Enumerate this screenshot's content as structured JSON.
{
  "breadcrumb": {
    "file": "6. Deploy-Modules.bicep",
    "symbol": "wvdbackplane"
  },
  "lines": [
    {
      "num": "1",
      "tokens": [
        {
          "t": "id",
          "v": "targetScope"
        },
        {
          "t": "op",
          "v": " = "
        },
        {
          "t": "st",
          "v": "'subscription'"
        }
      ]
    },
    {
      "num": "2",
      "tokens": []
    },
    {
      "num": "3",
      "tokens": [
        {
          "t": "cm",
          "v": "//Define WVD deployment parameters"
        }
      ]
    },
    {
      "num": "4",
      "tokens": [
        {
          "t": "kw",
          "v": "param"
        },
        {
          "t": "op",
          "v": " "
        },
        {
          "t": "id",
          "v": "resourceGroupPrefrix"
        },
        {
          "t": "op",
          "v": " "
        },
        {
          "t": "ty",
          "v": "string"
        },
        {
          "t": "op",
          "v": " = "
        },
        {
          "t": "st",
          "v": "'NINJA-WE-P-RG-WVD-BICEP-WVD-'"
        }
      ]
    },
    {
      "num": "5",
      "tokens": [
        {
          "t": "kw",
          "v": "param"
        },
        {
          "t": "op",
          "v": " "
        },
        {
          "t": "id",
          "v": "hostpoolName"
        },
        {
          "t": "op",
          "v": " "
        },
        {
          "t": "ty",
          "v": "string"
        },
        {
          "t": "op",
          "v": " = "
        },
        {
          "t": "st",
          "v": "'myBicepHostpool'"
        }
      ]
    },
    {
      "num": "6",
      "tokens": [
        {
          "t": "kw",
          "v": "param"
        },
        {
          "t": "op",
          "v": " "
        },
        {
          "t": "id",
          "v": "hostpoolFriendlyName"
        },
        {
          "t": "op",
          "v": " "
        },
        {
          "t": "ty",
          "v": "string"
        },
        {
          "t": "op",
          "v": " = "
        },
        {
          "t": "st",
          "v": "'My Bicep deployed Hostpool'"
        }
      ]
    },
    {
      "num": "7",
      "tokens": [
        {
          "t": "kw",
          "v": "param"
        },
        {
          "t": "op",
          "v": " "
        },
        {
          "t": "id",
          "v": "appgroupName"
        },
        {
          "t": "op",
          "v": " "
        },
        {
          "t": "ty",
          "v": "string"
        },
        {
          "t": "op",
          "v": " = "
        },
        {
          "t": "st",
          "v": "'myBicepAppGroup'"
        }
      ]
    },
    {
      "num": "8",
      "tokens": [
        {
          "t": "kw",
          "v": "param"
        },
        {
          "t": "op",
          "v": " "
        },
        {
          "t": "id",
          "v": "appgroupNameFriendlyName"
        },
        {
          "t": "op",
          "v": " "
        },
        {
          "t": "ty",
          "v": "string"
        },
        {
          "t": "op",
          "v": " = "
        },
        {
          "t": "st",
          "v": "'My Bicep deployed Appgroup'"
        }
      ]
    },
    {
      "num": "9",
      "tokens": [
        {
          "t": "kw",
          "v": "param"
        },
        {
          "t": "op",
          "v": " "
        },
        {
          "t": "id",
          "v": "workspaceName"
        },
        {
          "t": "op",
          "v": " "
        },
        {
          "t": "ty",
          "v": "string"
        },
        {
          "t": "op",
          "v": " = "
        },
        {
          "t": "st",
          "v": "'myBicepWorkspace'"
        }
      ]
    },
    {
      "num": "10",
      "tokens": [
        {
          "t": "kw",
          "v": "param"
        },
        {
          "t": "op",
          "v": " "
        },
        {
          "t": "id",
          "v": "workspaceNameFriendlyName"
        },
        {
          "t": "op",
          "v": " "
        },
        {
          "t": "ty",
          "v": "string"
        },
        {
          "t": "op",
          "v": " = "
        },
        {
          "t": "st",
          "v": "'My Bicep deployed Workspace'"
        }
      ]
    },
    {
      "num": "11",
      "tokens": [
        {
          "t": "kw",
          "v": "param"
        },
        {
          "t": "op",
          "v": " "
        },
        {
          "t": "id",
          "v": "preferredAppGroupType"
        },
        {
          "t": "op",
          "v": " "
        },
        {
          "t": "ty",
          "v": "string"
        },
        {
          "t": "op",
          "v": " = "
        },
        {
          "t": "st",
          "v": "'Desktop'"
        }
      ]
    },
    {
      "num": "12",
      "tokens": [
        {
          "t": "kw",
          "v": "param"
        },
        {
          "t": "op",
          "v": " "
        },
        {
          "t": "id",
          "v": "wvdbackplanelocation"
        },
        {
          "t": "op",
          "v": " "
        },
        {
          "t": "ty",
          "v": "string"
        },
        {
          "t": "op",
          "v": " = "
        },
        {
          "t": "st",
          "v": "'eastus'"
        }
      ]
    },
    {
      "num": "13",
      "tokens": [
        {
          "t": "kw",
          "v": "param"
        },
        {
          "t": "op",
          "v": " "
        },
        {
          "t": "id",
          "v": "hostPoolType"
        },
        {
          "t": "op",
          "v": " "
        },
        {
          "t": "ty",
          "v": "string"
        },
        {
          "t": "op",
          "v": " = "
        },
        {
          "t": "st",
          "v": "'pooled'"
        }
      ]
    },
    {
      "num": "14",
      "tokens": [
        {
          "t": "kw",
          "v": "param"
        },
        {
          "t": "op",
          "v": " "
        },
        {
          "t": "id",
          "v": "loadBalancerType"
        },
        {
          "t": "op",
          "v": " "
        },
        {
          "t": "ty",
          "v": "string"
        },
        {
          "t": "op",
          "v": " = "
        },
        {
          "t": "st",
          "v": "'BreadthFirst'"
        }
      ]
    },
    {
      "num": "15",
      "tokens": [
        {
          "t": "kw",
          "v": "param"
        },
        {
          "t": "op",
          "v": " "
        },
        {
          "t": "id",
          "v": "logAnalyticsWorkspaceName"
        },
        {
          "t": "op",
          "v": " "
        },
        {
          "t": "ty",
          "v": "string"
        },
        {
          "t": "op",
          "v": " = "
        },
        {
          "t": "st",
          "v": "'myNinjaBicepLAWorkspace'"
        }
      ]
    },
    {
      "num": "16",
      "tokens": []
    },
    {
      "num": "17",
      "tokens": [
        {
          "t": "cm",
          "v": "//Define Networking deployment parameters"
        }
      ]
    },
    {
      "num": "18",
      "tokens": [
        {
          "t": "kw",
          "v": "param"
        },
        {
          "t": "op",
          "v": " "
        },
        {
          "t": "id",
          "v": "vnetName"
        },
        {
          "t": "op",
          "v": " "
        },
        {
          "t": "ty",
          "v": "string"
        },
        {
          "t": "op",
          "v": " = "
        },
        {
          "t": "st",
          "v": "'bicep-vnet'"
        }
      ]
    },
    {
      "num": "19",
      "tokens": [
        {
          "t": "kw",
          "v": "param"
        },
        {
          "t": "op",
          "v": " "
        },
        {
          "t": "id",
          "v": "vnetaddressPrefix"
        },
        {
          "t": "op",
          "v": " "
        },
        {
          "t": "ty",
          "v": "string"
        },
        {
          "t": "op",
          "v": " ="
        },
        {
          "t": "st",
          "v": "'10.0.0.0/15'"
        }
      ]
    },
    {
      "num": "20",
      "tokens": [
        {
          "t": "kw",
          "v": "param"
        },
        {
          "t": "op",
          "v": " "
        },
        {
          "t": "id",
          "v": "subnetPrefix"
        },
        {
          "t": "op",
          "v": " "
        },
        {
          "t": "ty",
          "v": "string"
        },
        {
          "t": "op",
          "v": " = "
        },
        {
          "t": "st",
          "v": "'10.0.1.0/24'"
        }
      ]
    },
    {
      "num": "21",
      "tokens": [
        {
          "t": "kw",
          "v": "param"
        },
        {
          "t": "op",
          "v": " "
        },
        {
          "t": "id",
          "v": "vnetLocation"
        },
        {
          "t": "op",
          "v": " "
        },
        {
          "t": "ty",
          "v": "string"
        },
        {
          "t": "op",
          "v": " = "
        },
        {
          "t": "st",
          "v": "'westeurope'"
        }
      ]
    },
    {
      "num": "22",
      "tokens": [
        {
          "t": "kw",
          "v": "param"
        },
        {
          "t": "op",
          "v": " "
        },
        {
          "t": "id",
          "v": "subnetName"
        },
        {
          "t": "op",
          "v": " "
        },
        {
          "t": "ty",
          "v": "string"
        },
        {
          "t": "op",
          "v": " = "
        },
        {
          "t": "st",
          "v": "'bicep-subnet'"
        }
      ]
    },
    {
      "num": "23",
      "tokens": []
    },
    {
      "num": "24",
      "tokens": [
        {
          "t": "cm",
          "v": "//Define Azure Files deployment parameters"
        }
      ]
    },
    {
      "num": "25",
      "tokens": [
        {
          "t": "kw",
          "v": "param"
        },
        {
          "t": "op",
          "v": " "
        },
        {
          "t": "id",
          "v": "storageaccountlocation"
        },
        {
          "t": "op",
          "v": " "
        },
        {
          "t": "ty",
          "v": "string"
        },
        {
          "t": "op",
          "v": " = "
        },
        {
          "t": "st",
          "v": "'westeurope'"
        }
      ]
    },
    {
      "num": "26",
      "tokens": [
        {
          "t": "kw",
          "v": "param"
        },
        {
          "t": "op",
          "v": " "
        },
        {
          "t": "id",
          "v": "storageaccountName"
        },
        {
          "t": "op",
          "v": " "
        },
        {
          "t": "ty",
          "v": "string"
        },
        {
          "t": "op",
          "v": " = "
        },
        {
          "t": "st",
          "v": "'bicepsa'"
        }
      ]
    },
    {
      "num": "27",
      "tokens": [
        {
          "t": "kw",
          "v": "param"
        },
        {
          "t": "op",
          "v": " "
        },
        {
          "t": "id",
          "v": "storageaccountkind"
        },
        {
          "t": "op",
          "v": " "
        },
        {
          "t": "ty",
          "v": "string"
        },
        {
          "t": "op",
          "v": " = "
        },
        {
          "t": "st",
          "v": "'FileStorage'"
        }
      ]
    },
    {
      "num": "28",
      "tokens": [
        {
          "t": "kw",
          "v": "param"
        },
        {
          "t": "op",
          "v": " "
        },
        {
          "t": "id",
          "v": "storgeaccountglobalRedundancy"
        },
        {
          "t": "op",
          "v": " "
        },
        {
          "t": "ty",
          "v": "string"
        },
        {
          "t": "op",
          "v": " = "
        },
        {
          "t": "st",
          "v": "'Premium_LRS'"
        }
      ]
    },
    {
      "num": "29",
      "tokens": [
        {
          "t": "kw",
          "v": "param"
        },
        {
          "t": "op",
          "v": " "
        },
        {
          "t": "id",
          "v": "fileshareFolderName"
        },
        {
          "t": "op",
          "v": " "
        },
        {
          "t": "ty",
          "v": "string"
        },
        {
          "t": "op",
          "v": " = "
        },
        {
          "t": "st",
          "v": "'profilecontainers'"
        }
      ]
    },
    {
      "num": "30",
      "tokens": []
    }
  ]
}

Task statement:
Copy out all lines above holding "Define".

Task output:
          "v": "//Define WVD deployment parameters"
          "v": "//Define Networking deployment parameters"
          "v": "//Define Azure Files deployment parameters"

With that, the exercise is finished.